Build a simple system and let it evolve. In the new business ecosystem, good products will be the ones that provide platforms for customers, collaborators and even competitors to build upon to suit their own needs and create new products and services. O’Reilly pointed to the original PC platform, the World Wide Web and, interestingly, Twitter as harbingers of this mentality.
Be friendly to those who extend your reach. Truly nimble systems need to be designed to embrace outside innovation. He used Google’s phenomenal success with allowing mash-ups of its mapping services for real estate sites like Zillow as an example. According to O’Reilly, companies that jealously guard their technologies and users from others will be less viable in the long-run, and eventually displaced by those that rely on more open, cooperative strategies.
Be generous in supporting the work of others. Strong relationships with trustworthy, like-minded individuals that allow them to share in the goodwill and traction you’ve built, will be vital to rebuilding this depressed, divided economy. Cultivating a large circle of trust creates a larger base of potential customers and community members for all parties.

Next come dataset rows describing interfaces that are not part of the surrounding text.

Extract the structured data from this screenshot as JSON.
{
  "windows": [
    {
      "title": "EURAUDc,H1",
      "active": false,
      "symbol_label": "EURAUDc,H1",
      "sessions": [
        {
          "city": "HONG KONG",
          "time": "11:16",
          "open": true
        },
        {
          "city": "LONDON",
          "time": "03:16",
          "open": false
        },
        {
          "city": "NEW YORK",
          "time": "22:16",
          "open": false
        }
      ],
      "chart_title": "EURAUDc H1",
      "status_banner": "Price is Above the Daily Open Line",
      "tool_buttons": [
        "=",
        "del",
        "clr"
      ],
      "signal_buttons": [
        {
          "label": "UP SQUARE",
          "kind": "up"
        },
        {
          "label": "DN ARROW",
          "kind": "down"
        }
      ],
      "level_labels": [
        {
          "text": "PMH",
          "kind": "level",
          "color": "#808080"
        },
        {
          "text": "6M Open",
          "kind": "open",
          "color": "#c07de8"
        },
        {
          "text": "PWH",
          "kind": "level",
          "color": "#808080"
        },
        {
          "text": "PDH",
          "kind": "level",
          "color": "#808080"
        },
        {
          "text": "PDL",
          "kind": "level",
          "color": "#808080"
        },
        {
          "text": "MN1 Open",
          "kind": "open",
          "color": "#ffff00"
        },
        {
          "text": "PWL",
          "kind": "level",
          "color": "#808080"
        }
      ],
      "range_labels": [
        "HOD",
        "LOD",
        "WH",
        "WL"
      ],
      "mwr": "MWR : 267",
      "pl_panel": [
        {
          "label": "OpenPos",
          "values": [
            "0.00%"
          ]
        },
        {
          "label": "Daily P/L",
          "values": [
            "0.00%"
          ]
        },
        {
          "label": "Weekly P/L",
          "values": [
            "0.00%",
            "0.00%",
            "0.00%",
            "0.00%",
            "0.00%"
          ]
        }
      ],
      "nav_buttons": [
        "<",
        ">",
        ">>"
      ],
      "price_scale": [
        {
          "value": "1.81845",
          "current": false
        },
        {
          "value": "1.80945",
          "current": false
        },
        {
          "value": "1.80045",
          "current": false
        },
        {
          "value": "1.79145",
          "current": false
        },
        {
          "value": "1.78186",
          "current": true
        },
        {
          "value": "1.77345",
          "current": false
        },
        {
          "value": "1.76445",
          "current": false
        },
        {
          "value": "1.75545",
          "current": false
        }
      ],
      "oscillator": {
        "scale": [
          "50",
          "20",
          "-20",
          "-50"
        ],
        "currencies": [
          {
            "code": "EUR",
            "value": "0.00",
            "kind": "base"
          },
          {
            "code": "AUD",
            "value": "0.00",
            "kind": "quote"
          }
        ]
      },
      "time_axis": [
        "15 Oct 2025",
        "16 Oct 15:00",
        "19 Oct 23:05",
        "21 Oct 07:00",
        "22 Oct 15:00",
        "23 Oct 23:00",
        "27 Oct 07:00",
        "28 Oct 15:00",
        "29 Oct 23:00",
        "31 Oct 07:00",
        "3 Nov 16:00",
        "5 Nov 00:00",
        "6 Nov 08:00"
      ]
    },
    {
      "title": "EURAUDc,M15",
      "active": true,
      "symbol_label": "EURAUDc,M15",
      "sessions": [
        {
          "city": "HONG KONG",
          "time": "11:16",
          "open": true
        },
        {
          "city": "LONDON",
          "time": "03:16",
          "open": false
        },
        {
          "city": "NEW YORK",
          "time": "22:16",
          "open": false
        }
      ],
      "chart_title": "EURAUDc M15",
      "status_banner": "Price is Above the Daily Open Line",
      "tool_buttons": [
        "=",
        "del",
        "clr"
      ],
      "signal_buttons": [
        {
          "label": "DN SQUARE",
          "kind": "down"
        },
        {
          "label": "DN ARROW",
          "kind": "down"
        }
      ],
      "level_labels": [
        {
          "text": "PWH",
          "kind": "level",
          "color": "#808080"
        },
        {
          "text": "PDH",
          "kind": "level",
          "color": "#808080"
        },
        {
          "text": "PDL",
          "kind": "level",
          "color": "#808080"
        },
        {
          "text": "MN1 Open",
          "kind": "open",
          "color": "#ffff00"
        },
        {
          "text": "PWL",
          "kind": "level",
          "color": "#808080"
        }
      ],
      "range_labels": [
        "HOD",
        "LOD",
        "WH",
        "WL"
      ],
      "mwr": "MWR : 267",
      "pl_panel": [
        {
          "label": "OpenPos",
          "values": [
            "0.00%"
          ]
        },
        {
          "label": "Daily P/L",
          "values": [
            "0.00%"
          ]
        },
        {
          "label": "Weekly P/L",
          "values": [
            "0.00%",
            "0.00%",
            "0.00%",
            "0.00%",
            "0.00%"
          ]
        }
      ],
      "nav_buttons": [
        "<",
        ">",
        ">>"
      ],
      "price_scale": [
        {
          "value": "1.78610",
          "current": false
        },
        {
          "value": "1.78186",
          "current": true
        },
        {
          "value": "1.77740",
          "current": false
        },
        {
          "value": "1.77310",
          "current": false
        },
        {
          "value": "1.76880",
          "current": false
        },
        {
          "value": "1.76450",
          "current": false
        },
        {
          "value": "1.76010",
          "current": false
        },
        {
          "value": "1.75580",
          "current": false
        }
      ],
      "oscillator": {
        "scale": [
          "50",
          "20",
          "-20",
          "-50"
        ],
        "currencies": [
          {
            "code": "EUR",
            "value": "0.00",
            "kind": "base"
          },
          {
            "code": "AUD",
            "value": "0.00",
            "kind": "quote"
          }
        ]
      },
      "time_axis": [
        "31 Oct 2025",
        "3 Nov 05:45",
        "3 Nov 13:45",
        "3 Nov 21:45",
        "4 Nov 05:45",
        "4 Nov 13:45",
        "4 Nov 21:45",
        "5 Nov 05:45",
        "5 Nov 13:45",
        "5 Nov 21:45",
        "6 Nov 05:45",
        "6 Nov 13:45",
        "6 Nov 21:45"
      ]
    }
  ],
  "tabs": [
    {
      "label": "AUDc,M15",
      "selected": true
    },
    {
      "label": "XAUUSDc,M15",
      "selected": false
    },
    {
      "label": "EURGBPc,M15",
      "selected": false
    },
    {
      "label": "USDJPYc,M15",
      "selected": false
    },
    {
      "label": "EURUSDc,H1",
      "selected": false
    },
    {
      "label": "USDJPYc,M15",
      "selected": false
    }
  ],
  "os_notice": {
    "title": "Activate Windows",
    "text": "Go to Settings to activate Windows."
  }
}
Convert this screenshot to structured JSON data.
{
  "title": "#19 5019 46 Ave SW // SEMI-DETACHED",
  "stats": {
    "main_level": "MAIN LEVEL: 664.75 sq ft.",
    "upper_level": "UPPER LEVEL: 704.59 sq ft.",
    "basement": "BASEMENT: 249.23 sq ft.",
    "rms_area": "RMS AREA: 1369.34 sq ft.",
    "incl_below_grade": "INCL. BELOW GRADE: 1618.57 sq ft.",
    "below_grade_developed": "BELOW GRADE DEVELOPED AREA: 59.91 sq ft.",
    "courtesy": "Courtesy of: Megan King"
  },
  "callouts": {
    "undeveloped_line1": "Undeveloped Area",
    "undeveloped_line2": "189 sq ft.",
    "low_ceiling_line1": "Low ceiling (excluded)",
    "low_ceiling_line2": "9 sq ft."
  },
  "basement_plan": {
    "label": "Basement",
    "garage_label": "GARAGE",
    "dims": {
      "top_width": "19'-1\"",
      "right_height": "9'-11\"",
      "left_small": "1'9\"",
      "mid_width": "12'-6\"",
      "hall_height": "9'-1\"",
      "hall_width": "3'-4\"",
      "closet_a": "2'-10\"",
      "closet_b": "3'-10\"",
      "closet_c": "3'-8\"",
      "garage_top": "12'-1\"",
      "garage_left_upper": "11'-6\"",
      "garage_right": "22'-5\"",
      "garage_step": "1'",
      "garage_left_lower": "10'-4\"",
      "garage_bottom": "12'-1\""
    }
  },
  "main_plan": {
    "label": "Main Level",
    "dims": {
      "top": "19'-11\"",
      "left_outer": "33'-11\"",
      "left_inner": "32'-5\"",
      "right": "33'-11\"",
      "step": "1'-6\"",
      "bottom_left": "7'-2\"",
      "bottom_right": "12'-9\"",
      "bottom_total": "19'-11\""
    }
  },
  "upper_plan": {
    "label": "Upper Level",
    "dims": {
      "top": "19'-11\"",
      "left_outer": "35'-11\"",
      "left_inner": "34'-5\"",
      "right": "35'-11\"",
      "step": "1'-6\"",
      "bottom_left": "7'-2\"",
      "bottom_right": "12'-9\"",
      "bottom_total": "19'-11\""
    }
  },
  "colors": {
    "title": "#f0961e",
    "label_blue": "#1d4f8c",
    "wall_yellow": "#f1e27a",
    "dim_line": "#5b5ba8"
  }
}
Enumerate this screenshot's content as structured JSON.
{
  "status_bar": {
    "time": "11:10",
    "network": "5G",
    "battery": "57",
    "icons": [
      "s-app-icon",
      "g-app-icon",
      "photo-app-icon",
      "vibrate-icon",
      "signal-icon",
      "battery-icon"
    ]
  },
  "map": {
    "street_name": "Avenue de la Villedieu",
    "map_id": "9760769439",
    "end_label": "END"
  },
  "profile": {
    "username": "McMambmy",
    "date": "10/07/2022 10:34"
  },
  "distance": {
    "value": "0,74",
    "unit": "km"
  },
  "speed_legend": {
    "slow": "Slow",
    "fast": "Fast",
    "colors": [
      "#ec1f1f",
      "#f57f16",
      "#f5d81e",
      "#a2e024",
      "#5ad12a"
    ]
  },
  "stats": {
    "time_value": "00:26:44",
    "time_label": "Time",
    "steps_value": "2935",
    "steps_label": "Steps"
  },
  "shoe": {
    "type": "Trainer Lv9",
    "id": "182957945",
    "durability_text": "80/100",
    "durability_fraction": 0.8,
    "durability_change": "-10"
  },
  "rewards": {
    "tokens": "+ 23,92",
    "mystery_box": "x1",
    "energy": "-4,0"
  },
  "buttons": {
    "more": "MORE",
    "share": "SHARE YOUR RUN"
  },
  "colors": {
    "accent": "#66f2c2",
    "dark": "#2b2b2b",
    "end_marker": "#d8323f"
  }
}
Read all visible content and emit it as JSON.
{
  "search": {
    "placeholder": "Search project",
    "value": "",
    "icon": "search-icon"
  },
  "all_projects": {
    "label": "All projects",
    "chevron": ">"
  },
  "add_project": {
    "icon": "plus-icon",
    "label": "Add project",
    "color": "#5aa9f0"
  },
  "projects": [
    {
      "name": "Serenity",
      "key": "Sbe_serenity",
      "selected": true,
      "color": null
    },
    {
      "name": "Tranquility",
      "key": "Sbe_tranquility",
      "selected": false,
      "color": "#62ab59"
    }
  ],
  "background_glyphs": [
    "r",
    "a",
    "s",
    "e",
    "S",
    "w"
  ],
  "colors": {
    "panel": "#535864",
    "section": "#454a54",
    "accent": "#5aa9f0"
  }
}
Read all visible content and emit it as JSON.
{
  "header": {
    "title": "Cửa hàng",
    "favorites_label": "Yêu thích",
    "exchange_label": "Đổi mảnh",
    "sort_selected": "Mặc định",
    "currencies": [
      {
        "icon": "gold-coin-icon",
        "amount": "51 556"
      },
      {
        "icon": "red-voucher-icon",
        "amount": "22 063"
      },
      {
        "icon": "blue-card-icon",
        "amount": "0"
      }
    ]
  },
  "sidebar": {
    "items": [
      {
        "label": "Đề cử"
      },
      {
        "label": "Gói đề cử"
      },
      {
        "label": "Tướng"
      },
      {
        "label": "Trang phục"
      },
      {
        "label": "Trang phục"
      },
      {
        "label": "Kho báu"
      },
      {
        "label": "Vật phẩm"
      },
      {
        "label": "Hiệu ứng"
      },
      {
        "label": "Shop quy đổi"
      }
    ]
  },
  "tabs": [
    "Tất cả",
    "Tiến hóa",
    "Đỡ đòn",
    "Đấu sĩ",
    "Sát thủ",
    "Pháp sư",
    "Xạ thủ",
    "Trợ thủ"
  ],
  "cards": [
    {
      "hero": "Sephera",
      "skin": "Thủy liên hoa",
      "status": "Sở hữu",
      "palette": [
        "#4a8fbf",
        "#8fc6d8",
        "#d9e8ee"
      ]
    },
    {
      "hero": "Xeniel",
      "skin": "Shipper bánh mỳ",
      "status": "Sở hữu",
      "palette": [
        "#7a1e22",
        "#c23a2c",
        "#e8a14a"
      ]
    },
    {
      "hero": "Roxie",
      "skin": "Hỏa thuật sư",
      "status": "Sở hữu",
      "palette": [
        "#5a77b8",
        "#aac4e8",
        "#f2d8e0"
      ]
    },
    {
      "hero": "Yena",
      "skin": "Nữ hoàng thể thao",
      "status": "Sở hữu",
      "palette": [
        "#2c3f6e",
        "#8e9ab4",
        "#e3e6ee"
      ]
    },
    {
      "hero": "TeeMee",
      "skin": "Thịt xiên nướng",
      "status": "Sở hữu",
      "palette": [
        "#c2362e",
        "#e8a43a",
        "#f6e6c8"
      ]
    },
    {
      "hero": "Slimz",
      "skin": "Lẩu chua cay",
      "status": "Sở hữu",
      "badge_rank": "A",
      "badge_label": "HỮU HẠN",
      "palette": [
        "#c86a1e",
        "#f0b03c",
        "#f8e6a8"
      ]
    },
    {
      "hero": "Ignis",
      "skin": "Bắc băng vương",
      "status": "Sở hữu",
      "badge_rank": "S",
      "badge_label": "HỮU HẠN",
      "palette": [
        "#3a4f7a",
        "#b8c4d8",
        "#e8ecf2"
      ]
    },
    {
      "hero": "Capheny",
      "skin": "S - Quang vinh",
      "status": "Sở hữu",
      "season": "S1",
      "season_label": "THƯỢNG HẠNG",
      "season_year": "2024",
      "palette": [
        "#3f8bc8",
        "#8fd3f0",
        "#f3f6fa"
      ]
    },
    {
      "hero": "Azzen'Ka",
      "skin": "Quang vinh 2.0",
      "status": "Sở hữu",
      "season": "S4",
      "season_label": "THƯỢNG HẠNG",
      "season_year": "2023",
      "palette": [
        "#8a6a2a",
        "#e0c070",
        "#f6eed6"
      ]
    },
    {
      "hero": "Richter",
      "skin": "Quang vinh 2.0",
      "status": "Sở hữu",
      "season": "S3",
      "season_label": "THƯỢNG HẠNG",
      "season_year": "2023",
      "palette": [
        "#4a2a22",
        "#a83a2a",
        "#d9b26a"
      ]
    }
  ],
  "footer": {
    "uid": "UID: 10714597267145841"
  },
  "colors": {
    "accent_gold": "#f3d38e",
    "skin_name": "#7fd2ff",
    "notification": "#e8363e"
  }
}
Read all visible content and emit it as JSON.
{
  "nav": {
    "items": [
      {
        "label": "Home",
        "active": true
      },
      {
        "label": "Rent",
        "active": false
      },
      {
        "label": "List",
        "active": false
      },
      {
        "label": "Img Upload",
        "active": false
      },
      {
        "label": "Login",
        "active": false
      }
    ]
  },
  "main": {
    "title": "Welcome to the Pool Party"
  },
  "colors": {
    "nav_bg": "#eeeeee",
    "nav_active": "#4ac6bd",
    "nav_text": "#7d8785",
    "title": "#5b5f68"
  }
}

So that’s O’Reilly prescription for the economy as it struggles to get back on its feet. The question is — will the tech gurus and money men who formed their habits and ideals during the bubble rise to the challenge to change?